Bisphosphonate § Bisphosphonates are mainly used for the treatment of osteoporosis, but they are also used in the treatment of cancer. Cancer patients take them in higher doses. § Bisphosphonate-associated osteonecrosis can occur spontaneously, owing to dental disease or secondary to dental therapy.
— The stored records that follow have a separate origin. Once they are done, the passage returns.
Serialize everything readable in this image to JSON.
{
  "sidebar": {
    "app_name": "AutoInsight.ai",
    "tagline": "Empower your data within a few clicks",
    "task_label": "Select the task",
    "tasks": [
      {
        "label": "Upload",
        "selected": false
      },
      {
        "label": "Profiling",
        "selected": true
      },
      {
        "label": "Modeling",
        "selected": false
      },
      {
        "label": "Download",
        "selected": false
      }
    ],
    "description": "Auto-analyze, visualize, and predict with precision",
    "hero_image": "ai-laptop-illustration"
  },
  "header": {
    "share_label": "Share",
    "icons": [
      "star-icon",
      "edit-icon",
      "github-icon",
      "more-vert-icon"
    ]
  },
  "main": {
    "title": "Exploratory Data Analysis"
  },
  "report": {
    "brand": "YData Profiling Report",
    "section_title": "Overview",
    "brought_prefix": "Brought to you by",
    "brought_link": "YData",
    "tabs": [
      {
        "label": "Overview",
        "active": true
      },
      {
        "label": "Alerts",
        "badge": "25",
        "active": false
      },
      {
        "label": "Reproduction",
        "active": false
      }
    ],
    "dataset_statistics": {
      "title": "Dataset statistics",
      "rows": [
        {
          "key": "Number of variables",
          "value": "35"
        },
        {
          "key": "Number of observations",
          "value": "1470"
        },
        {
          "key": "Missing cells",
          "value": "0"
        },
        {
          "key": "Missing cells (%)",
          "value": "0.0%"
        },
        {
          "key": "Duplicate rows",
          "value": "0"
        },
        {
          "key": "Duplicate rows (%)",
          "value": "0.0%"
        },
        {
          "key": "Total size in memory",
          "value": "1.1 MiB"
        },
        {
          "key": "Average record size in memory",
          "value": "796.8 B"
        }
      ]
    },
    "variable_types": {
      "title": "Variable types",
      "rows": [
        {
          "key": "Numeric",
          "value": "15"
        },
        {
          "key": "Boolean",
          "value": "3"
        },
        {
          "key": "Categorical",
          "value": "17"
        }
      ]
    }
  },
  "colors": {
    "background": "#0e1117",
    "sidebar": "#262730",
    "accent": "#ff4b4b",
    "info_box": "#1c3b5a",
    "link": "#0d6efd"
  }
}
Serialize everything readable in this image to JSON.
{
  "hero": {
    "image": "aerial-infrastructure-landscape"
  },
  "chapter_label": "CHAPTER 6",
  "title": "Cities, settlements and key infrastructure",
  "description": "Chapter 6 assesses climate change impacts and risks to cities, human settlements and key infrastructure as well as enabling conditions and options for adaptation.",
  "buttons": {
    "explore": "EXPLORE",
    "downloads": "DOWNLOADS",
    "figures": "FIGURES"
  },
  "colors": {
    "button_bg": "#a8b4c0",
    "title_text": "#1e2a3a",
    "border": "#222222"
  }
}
Bisphosphonate / Cancer patients § Prior Bisphosphonat-Therapy (or in the first 3 month) all potential sources of oral infections should be treated (Any invasive dental procedure ideally to be completed prior to initiation of high-dose bisphosphonate therapy) § During Bisphosphonat-Therapy § All preventive procedures are important (good oral hygiene, regular dental visits, Clh, F) § Avoid extractions. Rootcanal treatment preferable and if coronally unrestorable can amputate to root level after root treatment and seal. § Nonurgent invasive dental procedures preferably to be delayed for 3–6 months following interruption of bisphosphonate therapy
Bisphosphonate § Stopping smoking, limiting alcohol intake, and maintaining good oral hygiene should be emphasised § Good-fitting dentures, prevent trauma § Conventional orthograde endodontics recommended rather than extraction where possible. § If tooth has to be extracted: conservative surgical technique with primary tissue closure; Prophylactic antibiotics
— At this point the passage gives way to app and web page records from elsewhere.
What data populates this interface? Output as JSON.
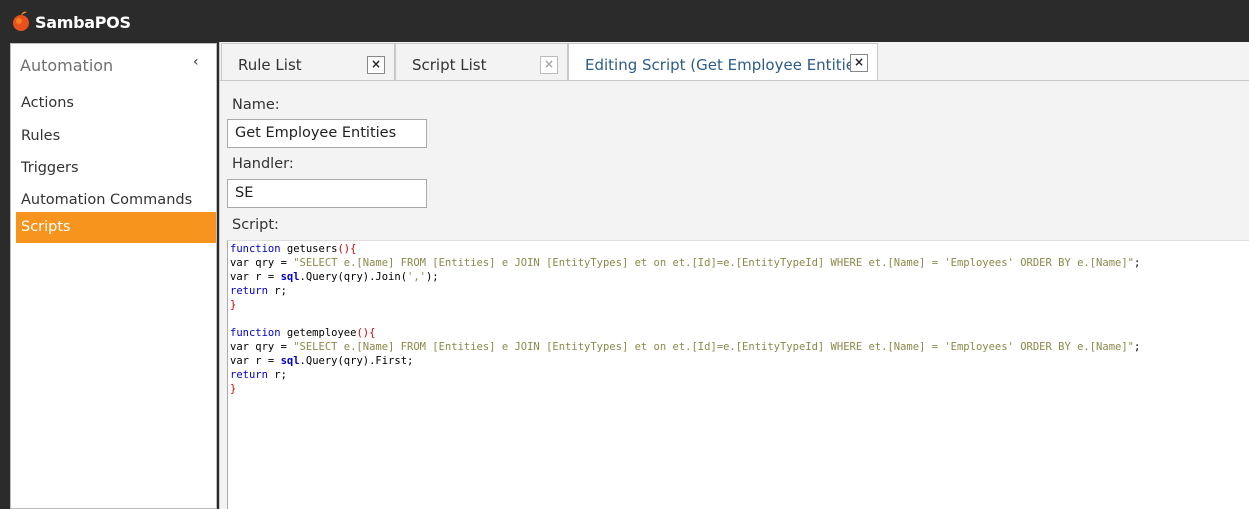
{
  "app": {
    "title": "SambaPOS",
    "logo_icon": "sambapos-fruit-logo",
    "accent": "#f7941d"
  },
  "sidebar": {
    "header": "Automation",
    "collapse_glyph": "‹",
    "items": [
      {
        "label": "Actions",
        "active": false
      },
      {
        "label": "Rules",
        "active": false
      },
      {
        "label": "Triggers",
        "active": false
      },
      {
        "label": "Automation Commands",
        "active": false
      },
      {
        "label": "Scripts",
        "active": true
      }
    ]
  },
  "tabs": [
    {
      "label": "Rule List",
      "close": "×",
      "active": false
    },
    {
      "label": "Script List",
      "close": "×",
      "active": false
    },
    {
      "label": "Editing Script (Get Employee Entities)",
      "close": "×",
      "active": true
    }
  ],
  "form": {
    "name_label": "Name:",
    "name_value": "Get Employee Entities",
    "handler_label": "Handler:",
    "handler_value": "SE",
    "script_label": "Script:"
  },
  "script": {
    "fn1_kw": "function",
    "fn1_name": " getusers",
    "fn1_open": "(){",
    "fn1_qry_a": "var qry = ",
    "fn1_qry_str": "\"SELECT e.[Name] FROM [Entities] e JOIN [EntityTypes] et on et.[Id]=e.[EntityTypeId] WHERE et.[Name] = 'Employees' ORDER BY e.[Name]\"",
    "fn1_qry_end": ";",
    "fn1_r_a": "var r = ",
    "fn1_r_obj": "sql",
    "fn1_r_b": ".Query(qry).Join(",
    "fn1_r_str": "','",
    "fn1_r_c": ");",
    "fn1_ret_kw": "return",
    "fn1_ret_rest": " r;",
    "fn1_close": "}",
    "fn2_kw": "function",
    "fn2_name": " getemployee",
    "fn2_open": "(){",
    "fn2_qry_a": "var qry = ",
    "fn2_qry_str": "\"SELECT e.[Name] FROM [Entities] e JOIN [EntityTypes] et on et.[Id]=e.[EntityTypeId] WHERE et.[Name] = 'Employees' ORDER BY e.[Name]\"",
    "fn2_qry_end": ";",
    "fn2_r_a": "var r = ",
    "fn2_r_obj": "sql",
    "fn2_r_b": ".Query(qry).First;",
    "fn2_ret_kw": "return",
    "fn2_ret_rest": " r;",
    "fn2_close": "}"
  }
}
B, AIDS PATIENTS Acquired immune deficiency syndrome T4 cell decline ® immunosuppresion § Opportunistic infections (Pneumocystitis, Candida) § Cancers (Kaposi’s sarcoma, lymphoma) § Oral manifestation Role of dental practitioners: Diagnosis, monitoring, management
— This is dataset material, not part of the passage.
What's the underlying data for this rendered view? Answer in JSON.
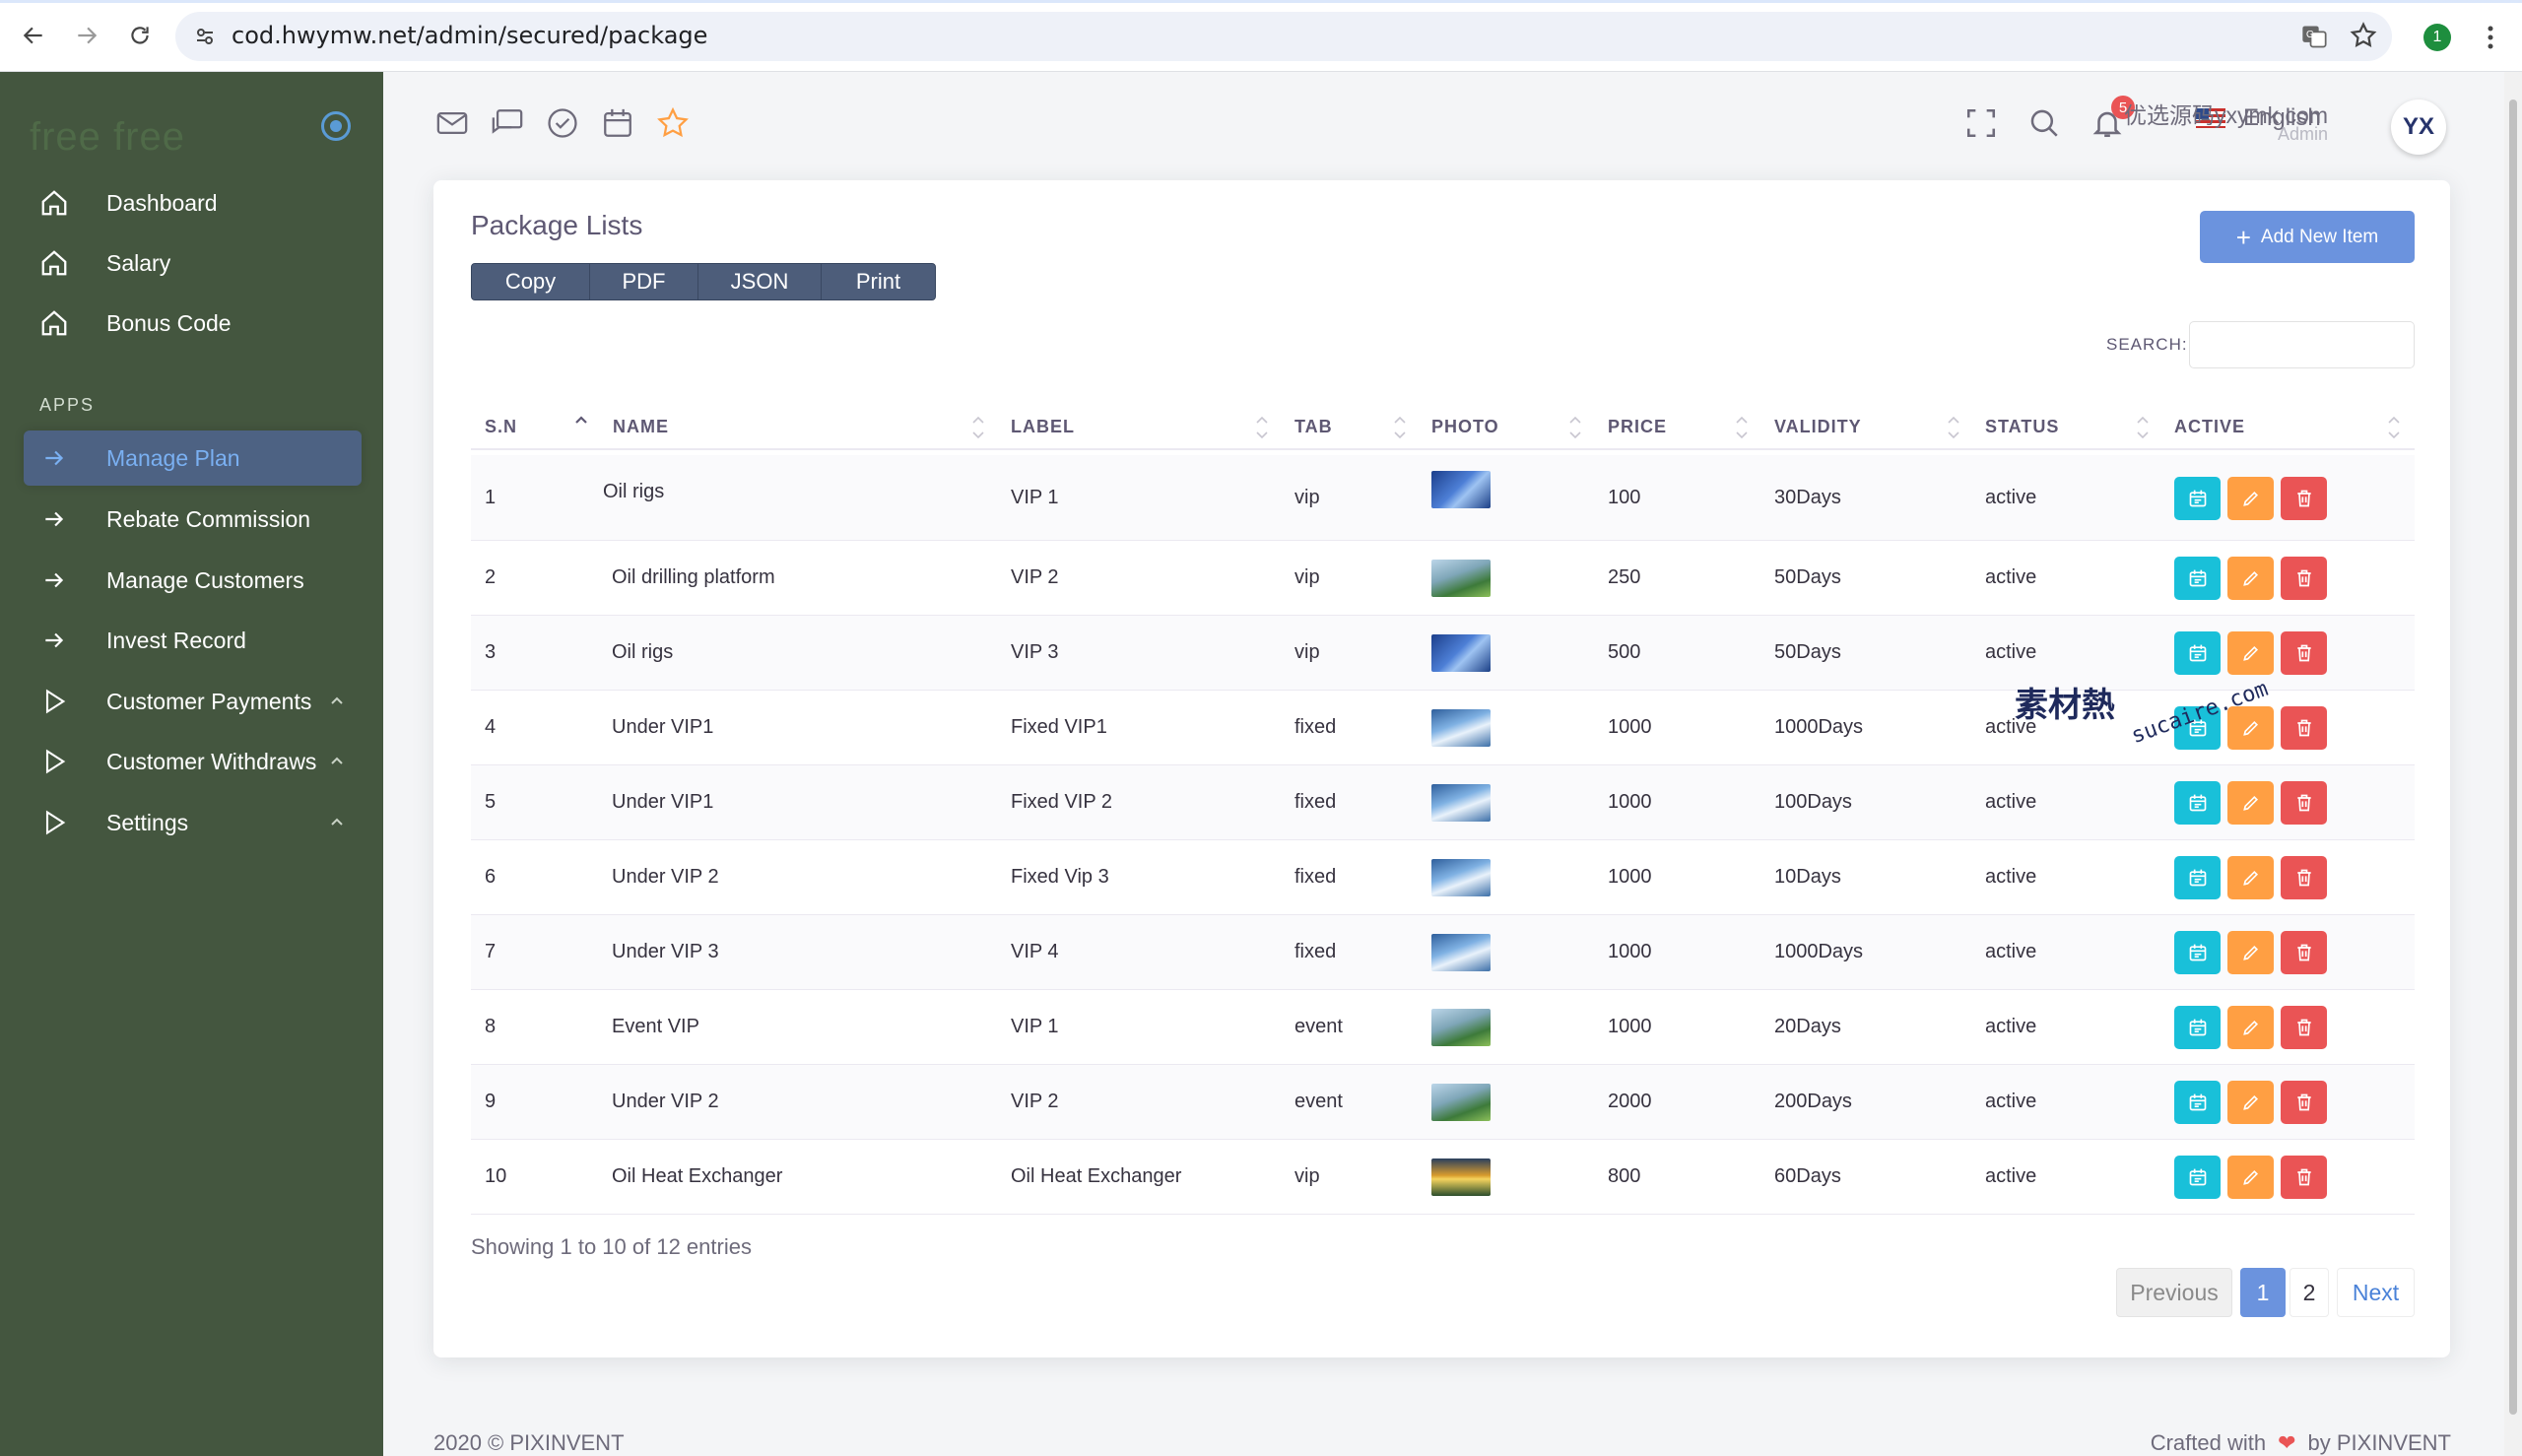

B, AIDS PATIENTS
B, AIDS PATIENTS
Oral manifestations § § § § §
Candidiasis (75%), HSV, CMV, VZ Antiviral agents Hairy leukoplakia (EBV, 83% is associated with AIDS) Topical anesthetics Aphtous ulcer Kaposi’s sarcoma (hard plate brown lesion) HIV gingivitis Scaling, root planning, AB, ClH
Because of immunosuppresion sources of oral infection should be eliminated
B, AIDS PATIENTS
Dental procedure § Infection control & immunsuppression § AB prophylaxis : Routine antibiotic prophylaxis is contraindicated. § There seem to be no significant differences § decision should be made on an individualized basis § If the absolute neutrophil count is